Prokhorov Tops Rich List

Russia's most eligible bachelor, outspoken and controversial billionaire Mikhail Prokhorov, is now the country's richest man with a $14.1 billion fortune, the latest rich-list from popular business magazine Finans showed.

While many of his peers seek state bailouts and risk losing their businesses entirely, the 43-year-old former banker and mining executive, who towers over his colleagues at two meters tall, is flush with money after cashing in his assets just before the bull market turned.

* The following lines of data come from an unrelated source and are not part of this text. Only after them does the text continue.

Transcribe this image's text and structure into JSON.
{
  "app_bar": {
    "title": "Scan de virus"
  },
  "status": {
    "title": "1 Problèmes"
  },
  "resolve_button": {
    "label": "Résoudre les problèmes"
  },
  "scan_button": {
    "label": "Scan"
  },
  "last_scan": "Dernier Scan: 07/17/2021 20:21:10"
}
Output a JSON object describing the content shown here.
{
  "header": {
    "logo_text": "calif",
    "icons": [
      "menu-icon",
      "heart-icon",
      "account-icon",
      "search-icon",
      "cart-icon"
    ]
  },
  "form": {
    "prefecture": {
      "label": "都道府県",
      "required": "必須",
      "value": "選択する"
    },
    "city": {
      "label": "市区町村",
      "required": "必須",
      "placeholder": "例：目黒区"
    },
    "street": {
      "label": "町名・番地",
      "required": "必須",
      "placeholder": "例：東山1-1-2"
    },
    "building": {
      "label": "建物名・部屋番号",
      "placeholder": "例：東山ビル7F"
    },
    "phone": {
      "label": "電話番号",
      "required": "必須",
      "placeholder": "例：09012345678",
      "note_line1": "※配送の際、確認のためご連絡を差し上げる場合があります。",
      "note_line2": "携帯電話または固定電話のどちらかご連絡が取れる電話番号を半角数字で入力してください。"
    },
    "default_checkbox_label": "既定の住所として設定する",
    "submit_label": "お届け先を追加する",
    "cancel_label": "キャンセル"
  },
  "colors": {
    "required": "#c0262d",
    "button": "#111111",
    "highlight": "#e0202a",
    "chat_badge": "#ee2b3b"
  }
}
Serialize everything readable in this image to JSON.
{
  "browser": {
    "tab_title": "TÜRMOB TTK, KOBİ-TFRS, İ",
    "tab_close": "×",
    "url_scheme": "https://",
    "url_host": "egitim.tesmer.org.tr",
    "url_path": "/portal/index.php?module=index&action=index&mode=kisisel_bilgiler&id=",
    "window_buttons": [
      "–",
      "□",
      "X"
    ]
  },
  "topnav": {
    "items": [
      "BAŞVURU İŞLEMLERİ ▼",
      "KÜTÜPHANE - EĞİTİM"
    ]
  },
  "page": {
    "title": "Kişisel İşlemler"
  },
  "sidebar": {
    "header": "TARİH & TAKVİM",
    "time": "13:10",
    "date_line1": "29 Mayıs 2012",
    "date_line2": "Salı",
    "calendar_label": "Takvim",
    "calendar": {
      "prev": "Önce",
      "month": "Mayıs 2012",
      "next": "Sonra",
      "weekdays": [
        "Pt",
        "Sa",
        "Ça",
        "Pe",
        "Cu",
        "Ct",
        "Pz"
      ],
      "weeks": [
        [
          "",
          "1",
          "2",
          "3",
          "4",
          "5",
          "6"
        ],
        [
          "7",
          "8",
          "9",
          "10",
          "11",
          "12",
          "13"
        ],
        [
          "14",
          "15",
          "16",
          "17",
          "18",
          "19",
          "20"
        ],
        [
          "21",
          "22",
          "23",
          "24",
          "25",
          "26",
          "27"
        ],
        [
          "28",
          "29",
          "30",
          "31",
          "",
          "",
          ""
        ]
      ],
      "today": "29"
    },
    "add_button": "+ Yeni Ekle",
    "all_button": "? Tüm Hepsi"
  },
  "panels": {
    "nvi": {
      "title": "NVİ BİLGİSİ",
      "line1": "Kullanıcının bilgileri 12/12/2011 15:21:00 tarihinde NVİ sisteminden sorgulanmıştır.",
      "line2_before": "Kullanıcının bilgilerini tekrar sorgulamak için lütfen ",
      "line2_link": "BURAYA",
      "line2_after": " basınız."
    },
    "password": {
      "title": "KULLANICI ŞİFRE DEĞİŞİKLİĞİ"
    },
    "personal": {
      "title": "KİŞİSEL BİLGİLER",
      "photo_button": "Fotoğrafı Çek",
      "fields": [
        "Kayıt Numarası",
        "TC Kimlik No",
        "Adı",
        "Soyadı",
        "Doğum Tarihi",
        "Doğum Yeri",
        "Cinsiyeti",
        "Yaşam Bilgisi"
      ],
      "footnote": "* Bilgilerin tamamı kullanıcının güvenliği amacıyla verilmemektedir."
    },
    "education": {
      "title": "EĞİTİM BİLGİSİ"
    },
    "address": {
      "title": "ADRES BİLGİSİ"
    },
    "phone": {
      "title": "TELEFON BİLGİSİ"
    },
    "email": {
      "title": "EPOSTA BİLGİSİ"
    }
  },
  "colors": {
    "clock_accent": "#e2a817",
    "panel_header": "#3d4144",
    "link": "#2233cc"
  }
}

Prokhorov, a former chief executive of Norilsk Nickel, came under the spotlight of the international media over two years ago when he was briefly detained in a prostitution probe at a French skiing resort. He was released without charge.

Priding himself in predicting that the crisis was coming, he can view the latest rich-list as further proof that his strategy was right. The rating itself is unlikely to impress him, though.

"I never think about this [expletive]," he said in November when asked about rich-lists. "When I'm in a restaurant, I don't want everybody to stop eating and look. I'm not George Michael."

Prokhorov, who enjoys biathlons, kickboxing and extreme sports, earned billions of dollars by offloading his real estate and banking assets as well as a one-quarter stake in Norilsk Nickel, the Arctic miner that supplies 20 percent of the world's nickel, to United Company RusAl in 2008.

He now owns a minority stake in RusAl, whose top owner, Oleg Deripaska — last year's leader on both Finans's and U.S. magazine Forbes's rich-list — now faces major challenges as he struggles to refinance debts.

Deripaska saw his fortune plummeting nearly tenfold to $4.9 billion from $40 billion last year, according to Finans, which now rates him the eighth-richest Russian.

Finans rose in popularity last year when it ranked Deripaska as Russia's richest man. Two months later, the U.S. benchmark Forbes list followed.

Deripaska, who in recent months has lost assets in Canada and Germany put up as collateral on bank debts, has long argued that calculations of his fortune were inaccurate as they did not count his debts, which are estimated — though not confirmed by Deripaska — at over $20 billion.

Second to Prokhorov on the list came owner of English soccer club Chelsea, Roman Abramovich, who kept his position from last year although his fortune shrank to $13.9 billion from $23 billion over the last 12 months.
Abramovich was also among the earliest Russians to cash out of major industrial assets. The number of Russian billionaires halved in the last year to 49 as major developers, bankers and retailers fell out.

Last year, with 101 dollar billionaires on the Finans rich-list, Russia trailed only the United States as a home for the megarich.

Record oil and metals prices gave way to a decade-long economic boom, and cities across Russia, particularly Moscow, rapidly changed and became crammed with designer stores, sports utility vehicles and exorbitantly priced restaurants.

But a collapse in commodity and stock prices, a 35 percent ruble devaluation and high inflation slashed the number of billionaires in 2009 to below the levels of 2007 and 2006, when Finans counted 61 and 50 respectively.

Steel baron Vladimir Lisin kept his position as third-richest, although his wealth fell to $7.7 billion from $22.2 billion, while oil tycoon Vagit Alekperov from the country's No. 2 firm LUKoil jumped to fourth place with $7.6 billion.

Investor Suleiman Kerimov came fifth with $7.5 billion.